Office 365 Accessibility at Work
Microsoft Office 365 provides a number of accessibility resources for the features within the suite of applications for our customers with low or no vision, and those who are deaf and/or hard of hearing.
Where can I find information on Office 365 accessibility?
Microsoft provides a dedicated accessibility website that serves as a portal for finding their help resources for accessibility.
Visual Impairment Resources
Work with assistive technologies
Office 365 applications work seamlessly with screen readers and keyboards on most devices. Step-by-step guidance is available per application to help you get started. To find instructions tailored for customers who use screen readers, go to Accessibility support for Office 365.

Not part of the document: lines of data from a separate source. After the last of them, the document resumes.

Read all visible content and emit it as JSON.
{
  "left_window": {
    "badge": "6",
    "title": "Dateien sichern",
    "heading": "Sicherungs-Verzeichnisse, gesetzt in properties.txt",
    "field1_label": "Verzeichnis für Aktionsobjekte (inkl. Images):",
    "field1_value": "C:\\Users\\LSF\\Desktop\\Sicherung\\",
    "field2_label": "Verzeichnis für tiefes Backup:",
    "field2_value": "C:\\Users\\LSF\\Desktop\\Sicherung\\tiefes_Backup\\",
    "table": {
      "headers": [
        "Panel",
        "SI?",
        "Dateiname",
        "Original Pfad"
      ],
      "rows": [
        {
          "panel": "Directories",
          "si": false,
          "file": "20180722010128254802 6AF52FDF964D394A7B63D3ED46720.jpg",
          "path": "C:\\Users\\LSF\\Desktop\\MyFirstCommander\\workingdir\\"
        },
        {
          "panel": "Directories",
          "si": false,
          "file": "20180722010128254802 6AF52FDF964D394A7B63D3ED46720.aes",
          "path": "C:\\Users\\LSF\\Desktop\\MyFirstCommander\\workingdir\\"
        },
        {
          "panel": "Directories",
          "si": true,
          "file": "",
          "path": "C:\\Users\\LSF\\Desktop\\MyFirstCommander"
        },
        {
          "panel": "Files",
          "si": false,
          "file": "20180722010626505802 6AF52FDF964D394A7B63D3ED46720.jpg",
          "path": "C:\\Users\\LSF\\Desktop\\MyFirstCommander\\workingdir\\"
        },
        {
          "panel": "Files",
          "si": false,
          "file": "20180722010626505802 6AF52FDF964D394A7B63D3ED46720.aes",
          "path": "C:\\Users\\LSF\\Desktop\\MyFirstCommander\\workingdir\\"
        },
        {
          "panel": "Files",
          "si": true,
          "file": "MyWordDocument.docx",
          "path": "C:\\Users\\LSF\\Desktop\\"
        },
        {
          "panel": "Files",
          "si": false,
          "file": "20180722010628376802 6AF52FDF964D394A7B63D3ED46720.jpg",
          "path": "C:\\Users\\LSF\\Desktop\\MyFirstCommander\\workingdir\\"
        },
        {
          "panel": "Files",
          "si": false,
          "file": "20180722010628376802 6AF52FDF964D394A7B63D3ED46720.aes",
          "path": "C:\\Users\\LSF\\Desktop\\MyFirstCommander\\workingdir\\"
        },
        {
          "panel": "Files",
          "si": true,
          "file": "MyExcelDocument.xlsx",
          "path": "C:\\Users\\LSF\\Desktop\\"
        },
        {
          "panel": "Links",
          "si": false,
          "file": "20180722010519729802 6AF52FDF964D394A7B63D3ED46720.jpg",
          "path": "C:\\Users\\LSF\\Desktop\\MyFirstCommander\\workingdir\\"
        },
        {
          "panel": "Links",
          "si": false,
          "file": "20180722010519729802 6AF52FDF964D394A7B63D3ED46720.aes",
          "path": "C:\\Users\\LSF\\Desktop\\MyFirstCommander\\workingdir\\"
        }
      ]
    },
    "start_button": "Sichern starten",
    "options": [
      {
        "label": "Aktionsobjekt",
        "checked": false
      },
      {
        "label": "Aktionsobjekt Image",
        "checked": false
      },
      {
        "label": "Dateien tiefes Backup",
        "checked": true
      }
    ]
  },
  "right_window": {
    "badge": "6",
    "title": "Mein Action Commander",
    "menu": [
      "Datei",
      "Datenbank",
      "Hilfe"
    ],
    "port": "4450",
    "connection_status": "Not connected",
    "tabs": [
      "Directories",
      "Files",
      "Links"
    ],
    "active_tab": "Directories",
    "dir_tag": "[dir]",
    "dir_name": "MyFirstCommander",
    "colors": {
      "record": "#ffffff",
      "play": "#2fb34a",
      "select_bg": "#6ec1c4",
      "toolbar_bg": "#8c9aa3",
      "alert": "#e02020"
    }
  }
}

Office 365 seamlessly integrates with assistive technologies and accessibility settings on most devices. Additionally, some Office 365 applications offer built-in Ease of Access settings and Learning Tools to enhance reading and writing experiences for people of all abilities.
Accessibility Checkers, Accessible Templates, autogenerated Alt-Text for images and captions for audio are available with Office 365 to make it easier for everyone to make their emails, documents, presentations, and meetings more inclusive.
Below are accessibility resources for apps that are available in the Office 365 suite:
Deaf/Hard of Hearing Resources for Online Instruction
The Office of AccessAbility can assist students and faculty with captioning and interpreter online. OSA has been in contact with the students who are using these services to have a seamless transition from classroom to e-learning. At any time you have questions please do not hesitate to contact them at 972.883.2098 or by email at [email protected].
Deaf/Hard of Hearing students:
Microsoft TEAMS is easily accessible for faculty and students to set up a group chat. To ensure all students are included, if you should have someone that is using a sign language interpreter or captioning, please encourage them to contact our office.
Using Teams to communicate and chat with students, we encourage you to follow the guidelines provided below for captioning/translations for students with hearing loss/Deafness.
The outlined information is not a replacement for sign language or captioning in the classroom. This is to support communication between you and the student as well by keeping them involved with the classroom group projects and teams.
Add closed captions or subtitles to media in PowerPoint
Change closed caption settings
Make Windows easier to hear
Captioning YouTube Videos
Hearing Aid Compatible Headsets
For a list of approved hearing aid compatible headsets, please visit the headsets page.